App and web page records
■ ■ ■
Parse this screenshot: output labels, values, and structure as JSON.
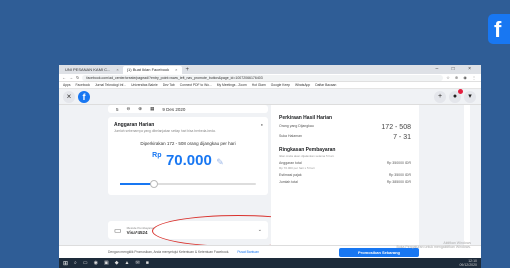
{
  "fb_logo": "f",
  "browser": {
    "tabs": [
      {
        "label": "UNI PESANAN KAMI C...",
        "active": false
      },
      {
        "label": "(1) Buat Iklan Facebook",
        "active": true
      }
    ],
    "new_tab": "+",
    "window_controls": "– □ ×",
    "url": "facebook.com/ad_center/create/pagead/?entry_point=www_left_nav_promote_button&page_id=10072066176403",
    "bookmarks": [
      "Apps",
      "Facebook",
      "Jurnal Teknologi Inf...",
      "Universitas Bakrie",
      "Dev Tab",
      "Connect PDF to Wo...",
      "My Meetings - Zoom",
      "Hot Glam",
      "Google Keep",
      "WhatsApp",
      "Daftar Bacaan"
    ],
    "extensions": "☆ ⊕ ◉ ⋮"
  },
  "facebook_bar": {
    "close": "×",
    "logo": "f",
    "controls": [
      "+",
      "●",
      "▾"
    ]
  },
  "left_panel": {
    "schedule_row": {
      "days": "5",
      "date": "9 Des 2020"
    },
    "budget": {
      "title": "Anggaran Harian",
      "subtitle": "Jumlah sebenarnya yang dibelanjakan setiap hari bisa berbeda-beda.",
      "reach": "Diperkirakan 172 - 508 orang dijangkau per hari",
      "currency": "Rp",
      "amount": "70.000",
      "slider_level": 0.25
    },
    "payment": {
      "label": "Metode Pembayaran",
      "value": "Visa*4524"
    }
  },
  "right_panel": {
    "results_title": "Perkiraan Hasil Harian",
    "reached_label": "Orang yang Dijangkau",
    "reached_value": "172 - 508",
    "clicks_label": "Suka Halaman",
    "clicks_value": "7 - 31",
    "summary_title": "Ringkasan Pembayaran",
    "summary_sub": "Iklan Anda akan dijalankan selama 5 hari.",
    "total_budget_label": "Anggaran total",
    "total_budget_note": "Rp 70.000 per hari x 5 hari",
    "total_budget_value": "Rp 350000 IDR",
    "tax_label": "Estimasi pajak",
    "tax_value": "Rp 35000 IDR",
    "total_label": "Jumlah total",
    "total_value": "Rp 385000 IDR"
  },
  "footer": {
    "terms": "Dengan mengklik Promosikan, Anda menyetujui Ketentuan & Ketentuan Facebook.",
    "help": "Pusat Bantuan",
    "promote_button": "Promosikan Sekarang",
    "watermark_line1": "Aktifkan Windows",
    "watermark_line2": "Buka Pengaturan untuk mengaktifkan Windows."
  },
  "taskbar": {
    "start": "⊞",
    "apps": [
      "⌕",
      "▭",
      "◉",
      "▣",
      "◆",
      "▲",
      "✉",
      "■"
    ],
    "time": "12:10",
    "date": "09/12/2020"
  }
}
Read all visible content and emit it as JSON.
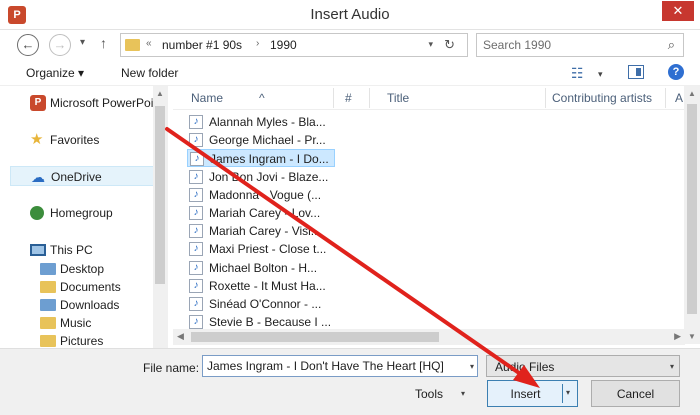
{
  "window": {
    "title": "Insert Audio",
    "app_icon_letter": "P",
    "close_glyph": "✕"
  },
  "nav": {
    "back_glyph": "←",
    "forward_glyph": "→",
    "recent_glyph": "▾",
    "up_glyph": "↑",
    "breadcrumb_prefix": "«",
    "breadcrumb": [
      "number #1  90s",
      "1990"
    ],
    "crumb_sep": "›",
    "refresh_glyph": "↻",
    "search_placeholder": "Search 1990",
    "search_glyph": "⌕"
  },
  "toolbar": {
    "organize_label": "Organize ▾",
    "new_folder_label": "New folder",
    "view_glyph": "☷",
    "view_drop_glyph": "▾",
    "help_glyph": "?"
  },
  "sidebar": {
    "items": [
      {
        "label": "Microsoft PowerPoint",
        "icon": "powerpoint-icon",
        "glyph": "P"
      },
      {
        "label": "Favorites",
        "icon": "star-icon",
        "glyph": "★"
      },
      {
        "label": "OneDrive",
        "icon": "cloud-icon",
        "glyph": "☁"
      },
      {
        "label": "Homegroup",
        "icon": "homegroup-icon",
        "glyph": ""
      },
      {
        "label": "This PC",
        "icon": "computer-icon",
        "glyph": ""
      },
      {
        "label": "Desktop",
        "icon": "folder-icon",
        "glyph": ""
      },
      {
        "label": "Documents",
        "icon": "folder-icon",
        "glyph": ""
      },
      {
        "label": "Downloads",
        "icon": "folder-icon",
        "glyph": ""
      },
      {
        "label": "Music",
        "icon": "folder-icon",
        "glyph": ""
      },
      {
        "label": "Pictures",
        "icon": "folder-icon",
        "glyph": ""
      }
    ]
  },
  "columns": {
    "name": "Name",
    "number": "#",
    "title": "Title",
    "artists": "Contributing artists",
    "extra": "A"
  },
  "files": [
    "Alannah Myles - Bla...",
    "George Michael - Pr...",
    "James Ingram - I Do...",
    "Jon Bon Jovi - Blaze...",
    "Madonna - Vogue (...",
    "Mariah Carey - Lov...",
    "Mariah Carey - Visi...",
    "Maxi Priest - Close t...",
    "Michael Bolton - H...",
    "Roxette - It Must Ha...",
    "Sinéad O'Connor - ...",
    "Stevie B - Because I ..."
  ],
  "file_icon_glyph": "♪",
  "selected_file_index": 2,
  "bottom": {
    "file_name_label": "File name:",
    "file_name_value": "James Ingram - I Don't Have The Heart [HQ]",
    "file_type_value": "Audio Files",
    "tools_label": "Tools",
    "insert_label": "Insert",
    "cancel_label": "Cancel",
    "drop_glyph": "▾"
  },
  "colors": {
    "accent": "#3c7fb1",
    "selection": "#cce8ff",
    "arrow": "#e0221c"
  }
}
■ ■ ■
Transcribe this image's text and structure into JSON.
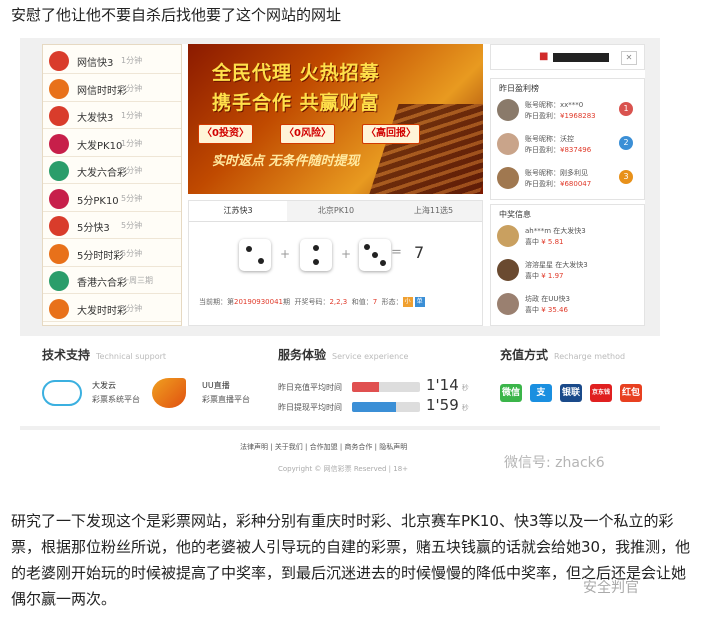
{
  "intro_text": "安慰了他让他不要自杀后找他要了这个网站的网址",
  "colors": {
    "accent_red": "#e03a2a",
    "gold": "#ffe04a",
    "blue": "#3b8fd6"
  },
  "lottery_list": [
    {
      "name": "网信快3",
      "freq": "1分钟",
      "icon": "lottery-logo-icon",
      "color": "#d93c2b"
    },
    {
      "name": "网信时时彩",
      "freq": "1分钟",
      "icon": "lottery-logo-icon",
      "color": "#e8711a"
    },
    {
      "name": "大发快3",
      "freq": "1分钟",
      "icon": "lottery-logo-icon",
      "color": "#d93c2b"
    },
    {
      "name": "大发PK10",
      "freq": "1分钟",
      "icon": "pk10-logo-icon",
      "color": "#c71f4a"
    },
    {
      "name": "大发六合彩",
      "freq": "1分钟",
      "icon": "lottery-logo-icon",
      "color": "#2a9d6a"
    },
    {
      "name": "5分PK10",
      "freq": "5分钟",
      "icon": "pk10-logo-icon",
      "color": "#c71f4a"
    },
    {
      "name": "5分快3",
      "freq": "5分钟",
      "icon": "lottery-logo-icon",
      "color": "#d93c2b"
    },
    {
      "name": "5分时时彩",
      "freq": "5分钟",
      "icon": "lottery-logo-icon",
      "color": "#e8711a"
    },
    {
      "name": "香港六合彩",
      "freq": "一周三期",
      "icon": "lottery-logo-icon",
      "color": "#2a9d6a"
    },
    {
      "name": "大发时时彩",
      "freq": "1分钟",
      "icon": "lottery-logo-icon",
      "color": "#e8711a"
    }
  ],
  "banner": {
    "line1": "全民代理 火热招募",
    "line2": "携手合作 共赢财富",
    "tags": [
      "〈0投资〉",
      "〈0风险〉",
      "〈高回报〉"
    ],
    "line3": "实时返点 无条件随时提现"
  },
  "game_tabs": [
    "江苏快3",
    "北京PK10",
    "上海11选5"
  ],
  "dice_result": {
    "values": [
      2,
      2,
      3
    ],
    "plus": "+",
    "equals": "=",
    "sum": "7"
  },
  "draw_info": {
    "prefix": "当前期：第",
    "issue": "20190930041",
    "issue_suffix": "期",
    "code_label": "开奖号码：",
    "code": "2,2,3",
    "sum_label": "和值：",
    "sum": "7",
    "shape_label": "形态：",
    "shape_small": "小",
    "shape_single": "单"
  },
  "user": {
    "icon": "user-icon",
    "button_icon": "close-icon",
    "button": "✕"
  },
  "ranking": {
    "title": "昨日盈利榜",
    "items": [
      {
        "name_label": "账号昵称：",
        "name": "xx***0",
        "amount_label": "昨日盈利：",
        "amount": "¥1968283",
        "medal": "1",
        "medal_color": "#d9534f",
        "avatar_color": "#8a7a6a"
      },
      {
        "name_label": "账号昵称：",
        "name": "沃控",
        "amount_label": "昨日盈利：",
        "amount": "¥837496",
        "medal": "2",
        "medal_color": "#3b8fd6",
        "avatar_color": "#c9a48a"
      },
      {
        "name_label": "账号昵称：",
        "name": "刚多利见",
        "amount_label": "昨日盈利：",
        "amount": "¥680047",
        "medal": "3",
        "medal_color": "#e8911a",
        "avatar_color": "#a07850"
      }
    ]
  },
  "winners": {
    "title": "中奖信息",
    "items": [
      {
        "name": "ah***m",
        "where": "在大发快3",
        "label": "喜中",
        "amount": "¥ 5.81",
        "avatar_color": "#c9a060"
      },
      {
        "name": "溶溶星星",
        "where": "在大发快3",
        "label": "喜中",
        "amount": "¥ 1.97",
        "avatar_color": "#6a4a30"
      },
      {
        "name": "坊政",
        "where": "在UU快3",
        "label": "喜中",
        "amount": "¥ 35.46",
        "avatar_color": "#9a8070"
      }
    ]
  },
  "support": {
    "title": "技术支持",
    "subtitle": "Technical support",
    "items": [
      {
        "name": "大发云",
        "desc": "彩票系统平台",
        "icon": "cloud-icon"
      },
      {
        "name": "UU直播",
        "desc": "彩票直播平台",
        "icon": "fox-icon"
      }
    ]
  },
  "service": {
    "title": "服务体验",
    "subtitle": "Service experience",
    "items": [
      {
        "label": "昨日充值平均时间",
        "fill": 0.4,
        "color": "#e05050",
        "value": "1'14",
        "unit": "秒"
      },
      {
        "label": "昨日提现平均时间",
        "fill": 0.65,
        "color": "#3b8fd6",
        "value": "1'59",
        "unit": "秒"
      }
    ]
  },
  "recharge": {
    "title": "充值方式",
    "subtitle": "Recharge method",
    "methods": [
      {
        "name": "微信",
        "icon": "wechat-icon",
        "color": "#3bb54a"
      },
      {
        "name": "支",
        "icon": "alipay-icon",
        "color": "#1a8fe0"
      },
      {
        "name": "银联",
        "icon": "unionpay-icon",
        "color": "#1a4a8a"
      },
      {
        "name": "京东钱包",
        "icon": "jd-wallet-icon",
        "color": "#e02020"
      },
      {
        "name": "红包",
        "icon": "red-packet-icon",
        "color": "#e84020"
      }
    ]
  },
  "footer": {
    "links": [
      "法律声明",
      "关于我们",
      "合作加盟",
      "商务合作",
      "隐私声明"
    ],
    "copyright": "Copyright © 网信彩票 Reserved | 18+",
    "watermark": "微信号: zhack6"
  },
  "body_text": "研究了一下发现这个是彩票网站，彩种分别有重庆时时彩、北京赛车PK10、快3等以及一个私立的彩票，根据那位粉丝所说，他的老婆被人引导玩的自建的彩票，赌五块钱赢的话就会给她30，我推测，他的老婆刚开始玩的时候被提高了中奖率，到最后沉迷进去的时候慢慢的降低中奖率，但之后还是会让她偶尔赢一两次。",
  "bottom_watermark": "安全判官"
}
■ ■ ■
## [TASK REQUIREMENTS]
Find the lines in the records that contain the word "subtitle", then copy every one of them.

## [ANSWER SECTION]
      "subtitle": "Jumlah sebenarnya yang dibelanjakan setiap hari bisa berbeda-beda.",
    "subtitle": "Technical support",
    "subtitle": "Service experience",
    "subtitle": "Recharge method",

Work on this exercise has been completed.